Science policy in Latvia is developed in accordance with the Latvian Research and Innovation Strategy for Smart Specialisation (RIS3).
The aim of national science policy is to strengthen Latvia’s research and innovation capacity in priority directions and RIS3 areas, transforming productive structures towards more resource-efficient activities that create higher added value. This goal is approached by increasing investments and lessening institutional barriers. The research and innovation system is being developed which encourages the regeneration of human capital and infrastructure, creating new scientific knowledge and boosting technological progress.
We develop our scientific potential on the basis of the existing scientific traditions, particularly in organic chemistry, medical chemistry, genetic engineering, physics, materials science and information technologies. The highest number of inventions, which are patented both nationwide and abroad, are made in the branch of medical chemistry.
Smart specialization strategy (RIS3)
RIS3 as national research and innovation strategy has been established to articulate and promote the transformation of the Latvia’s economic structure to make it more competitive, strategically prioritising efforts in the most promising areas of research and economic sectors. The strategy also facilitates the creation of policy instruments which release the innovation potential thus promoting knowledge-intensive socioeconomic development.
In Latvia, 5 Smart Specialization areas and one horizontal area – Social Sciences and Humanities have been defined taking into account the potential directions of economic transformation and economic development priorities.
In 2014, Latvia joined the EC RIS3 Platform to develop competence in implementing RIS3 and to facilitate research and innovation cooperation with other EU regions.
Priority directions in science
The national Priority directions in science are revised every four years with the aim of focusing scientific activities towards strategically significant areas for the sustainability and development of Latvia. These Priority directions are also accompanied by financing from the state budget. They are implemented via two research programs: the Fundamental and Applied Research Program and the National Research Program.
The Ministry of Education and Science commissioned a report where sectoral stakeholders (relevant ministries, professional associations, non-governmental organizations and enterprise actors) were surveyed about the most important challenges for society and the future requirements for Latvia’s knowledge base and sectoral human capital development.

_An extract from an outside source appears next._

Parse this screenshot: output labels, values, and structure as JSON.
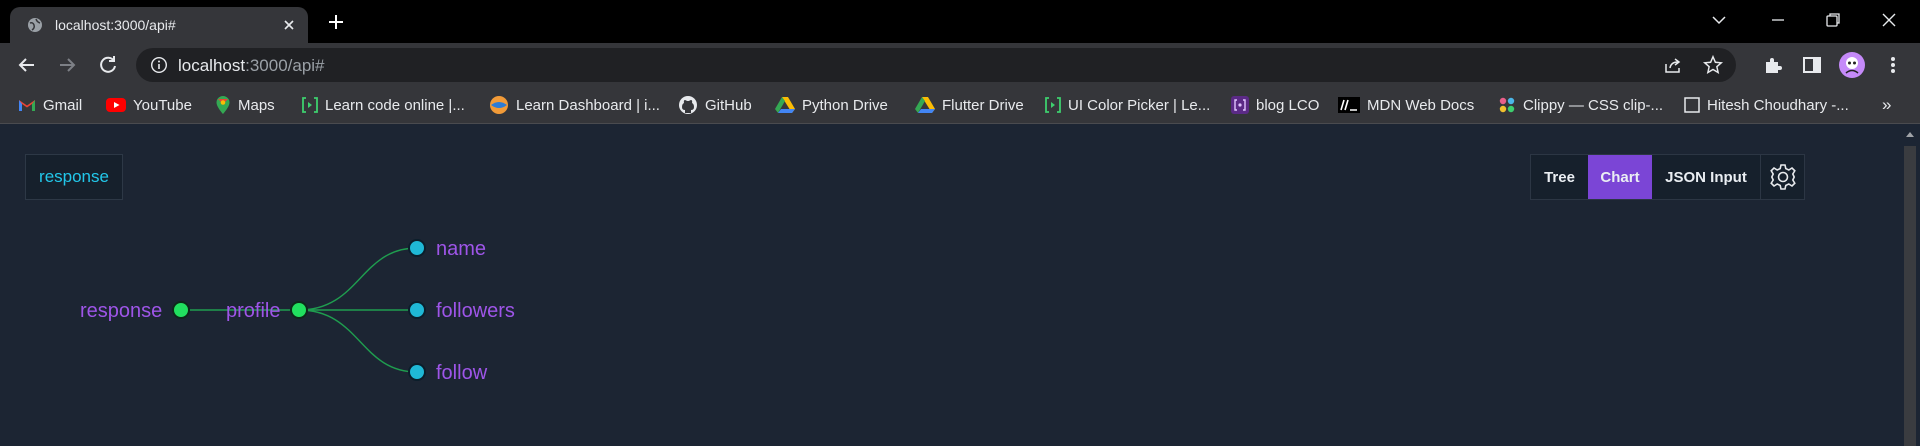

These recommendations were then integrated into the Priority directions in science for 2018 – 2021.